Naked except for the black straps of their harnesses, a man and woman hang from the ceiling. They swing from side to side, legs entwined, pelvises grinding. Below, a woman wearing nothing but white-bandage underwear wheels around on the four-pronged cane she grips between her thighs. She holds a sawed-off crutch in her teeth. Oddly enough, there's something uncommonly beautiful about this disturbing scene. But should images of sex and sickness ever dance this close?

Should or shouldn't, this week at Lincoln Hall they will. After galvanizing local audiences in 2003 with a menagerie of bestial lovers wrapped in black electrical tape, the Montreal-based modern-dance troupe Compagnie Marie Chouinard returns to Stumptown. The group will perform the North American premiere of bODY_rEMIX/gOLDBERG_vARIATIONS on crutches, canes, walkers and other body-extending devices as part of the White Bird/PSU dance series.

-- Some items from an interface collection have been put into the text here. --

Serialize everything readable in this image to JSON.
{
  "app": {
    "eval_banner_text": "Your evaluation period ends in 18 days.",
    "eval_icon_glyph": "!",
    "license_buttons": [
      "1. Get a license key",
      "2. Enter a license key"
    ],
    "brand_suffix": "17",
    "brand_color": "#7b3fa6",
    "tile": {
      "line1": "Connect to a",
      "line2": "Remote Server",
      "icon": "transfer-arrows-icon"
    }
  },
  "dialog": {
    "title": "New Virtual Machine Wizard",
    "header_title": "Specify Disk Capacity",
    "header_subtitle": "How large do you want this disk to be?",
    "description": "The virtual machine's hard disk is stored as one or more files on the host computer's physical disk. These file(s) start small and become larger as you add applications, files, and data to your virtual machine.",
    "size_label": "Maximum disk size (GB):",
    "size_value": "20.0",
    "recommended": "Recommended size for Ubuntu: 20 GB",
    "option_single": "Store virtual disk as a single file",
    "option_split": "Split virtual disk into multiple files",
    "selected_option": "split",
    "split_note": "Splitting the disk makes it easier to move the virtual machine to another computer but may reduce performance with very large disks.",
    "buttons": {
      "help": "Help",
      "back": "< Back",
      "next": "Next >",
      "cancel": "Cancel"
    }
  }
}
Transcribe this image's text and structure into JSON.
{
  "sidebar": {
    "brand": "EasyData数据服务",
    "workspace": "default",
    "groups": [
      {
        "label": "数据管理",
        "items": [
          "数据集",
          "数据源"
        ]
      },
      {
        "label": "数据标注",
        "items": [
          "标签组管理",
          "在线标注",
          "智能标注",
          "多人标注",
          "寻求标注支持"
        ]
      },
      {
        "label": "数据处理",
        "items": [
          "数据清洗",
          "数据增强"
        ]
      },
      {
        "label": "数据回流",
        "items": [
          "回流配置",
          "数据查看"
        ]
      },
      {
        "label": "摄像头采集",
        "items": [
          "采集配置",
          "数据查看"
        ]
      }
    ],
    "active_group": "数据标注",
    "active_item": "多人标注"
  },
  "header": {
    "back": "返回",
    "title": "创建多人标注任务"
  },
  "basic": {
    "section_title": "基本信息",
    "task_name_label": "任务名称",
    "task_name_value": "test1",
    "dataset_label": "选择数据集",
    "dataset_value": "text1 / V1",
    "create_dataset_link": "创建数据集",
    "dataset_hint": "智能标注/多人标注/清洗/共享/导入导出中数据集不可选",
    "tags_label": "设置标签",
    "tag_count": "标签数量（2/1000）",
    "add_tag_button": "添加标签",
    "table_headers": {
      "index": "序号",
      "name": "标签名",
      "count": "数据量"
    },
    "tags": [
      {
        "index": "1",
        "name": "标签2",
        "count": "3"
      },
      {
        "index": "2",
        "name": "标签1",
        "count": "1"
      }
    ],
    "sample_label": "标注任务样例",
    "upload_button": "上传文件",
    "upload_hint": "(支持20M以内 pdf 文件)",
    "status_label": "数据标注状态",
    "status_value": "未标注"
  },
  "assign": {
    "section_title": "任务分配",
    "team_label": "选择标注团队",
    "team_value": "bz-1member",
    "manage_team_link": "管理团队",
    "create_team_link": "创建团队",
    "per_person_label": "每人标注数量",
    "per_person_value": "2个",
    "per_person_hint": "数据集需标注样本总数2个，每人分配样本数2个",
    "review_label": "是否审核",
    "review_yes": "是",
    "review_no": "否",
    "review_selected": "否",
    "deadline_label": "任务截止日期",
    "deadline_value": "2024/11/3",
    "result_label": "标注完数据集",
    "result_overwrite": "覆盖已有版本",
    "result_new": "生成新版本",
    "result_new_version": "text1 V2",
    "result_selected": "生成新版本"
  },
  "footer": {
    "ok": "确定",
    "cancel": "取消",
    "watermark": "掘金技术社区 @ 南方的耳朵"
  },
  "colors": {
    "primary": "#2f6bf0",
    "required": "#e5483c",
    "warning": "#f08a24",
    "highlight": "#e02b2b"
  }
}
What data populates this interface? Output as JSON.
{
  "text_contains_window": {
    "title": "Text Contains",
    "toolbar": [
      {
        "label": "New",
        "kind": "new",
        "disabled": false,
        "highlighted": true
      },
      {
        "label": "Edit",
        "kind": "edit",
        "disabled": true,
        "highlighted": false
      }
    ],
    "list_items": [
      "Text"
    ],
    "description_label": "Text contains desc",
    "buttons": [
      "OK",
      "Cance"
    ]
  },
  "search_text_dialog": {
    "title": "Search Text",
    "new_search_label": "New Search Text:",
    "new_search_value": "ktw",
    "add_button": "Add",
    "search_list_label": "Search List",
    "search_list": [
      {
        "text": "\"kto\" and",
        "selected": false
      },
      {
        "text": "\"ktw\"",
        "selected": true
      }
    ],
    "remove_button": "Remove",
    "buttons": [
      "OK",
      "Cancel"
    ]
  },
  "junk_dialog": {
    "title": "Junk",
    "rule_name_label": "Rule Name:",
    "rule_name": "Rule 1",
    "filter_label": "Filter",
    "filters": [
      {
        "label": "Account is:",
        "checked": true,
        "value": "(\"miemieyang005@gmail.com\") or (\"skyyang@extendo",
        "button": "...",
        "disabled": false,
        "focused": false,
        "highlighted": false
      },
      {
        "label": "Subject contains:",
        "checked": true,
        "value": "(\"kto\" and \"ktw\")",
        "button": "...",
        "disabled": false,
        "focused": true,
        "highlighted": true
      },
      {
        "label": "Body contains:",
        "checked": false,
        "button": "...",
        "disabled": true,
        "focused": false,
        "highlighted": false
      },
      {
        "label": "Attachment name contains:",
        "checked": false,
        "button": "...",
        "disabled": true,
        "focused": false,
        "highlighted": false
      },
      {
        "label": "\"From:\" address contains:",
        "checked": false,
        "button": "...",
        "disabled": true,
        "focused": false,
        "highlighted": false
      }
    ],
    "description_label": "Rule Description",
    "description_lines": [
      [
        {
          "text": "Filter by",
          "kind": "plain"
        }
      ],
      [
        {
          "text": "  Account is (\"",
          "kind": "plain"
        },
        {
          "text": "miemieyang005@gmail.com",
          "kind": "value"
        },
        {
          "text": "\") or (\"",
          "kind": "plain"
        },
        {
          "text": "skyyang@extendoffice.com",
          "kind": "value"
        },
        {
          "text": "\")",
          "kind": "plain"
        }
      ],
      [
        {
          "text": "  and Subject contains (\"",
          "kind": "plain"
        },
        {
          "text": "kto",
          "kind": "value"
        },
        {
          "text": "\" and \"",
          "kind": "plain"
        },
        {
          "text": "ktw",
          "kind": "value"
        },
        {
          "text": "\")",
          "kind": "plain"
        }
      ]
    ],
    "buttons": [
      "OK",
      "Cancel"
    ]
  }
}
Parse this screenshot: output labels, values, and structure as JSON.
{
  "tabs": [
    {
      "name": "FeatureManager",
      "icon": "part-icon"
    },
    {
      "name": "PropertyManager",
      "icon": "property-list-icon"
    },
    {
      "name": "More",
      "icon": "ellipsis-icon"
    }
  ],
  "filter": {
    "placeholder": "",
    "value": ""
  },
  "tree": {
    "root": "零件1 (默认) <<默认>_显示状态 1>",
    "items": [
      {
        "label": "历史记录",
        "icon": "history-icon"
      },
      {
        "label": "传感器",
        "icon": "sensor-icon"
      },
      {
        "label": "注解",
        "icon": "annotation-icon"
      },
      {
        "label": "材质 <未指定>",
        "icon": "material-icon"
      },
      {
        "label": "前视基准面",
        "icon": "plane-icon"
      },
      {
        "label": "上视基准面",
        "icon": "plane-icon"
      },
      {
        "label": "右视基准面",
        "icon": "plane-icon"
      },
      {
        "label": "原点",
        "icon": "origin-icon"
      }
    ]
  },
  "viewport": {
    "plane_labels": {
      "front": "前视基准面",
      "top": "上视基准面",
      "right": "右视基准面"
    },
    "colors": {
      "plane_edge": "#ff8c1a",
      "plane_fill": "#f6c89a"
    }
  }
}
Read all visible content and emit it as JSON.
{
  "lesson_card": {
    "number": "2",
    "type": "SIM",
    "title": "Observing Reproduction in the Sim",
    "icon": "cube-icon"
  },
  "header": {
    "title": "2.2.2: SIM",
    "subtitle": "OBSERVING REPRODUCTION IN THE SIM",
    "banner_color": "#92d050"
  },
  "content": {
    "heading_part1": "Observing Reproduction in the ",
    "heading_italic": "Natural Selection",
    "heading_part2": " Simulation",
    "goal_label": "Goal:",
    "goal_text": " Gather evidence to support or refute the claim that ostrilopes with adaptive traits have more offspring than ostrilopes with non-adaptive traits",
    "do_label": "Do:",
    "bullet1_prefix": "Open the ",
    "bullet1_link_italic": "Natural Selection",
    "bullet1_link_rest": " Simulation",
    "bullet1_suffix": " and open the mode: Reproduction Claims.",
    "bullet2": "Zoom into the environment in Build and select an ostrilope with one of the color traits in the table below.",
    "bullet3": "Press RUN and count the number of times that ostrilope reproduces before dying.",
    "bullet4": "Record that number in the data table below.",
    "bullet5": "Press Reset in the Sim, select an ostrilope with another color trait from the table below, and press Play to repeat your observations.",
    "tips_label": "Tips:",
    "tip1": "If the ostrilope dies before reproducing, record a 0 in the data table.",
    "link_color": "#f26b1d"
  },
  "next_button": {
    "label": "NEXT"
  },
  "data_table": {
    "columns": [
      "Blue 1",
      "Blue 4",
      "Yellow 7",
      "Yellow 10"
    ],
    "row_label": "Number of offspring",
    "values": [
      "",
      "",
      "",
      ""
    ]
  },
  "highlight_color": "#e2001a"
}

Since her solo debut in 1978, critics have tagged Chouinard, the company's founder, as a shock artist. Today her reputation as a woman who'll urinate in a cup before a live audience to engender a reaction precedes her. And her latest work—a sexually charged ode to brokenness and deformity—is no exception to Chouinard's rule of toying with taboos. But what makes her dance really shocking is that it's really good.

When Chouinard spoke with WW from her home in Montreal, she, like many, insisted that the laws of decency are culture-specific. But for her, other cultures include other species. "If you have a flower that is open, actually it's the sex that is open," she explains. "A flower is the most indecent plant on the planet because proportionately it is the living thing that has the biggest sex compared to the whole of its entity." Gives a new meaning to stopping and smelling the roses.

But hasn't contemporary art already plumbed the depths of indecency? From Dadaist Marcel Duchamp's mustache on the Mona Lisa to the 1960s-era animal sacrifices and crucifixions in Hermann Nitsch's Orgy Mystery Theater, modern audiences feel they've seen it all. Chouinard respectfully disagrees. According to her, there's still plenty that would alarm us. "Two thousand years ago in Rome, you could have watched a person being killed by a lion," she muses. "Today if you saw that, would that not be shocking?"

That said, Chouinard adamantly denies any intention to appall. Mention her latest work's bandage/bondage theme and she counters that sex is only one of maybe a hundred elements explored in gOLDBERG_vARIATIONS. She's right: The lines, the new shapes, the stunning vision of bodies extended beyond what seems possible outlasts the impression made by, for example, a woman on 2-foot crutches gagged with a microphone. "The piece is a celebration of all the possibilities of the body," she explains.

What makes Chouinard shudder? "Narrowness of mind," she says quickly. So cross your legs and open your mind. Chouinard cometh.

Compagnie Marie Chouinard performs as part of the White Bird-PSU Dance Series at Lincoln Hall, 1620 SW Park Ave., 725-3307 or 790-2787 (Ticketmaster). 8 pm Thursday-Saturday, Oct. 13-15. $25+ advance, $15 college students, seniors.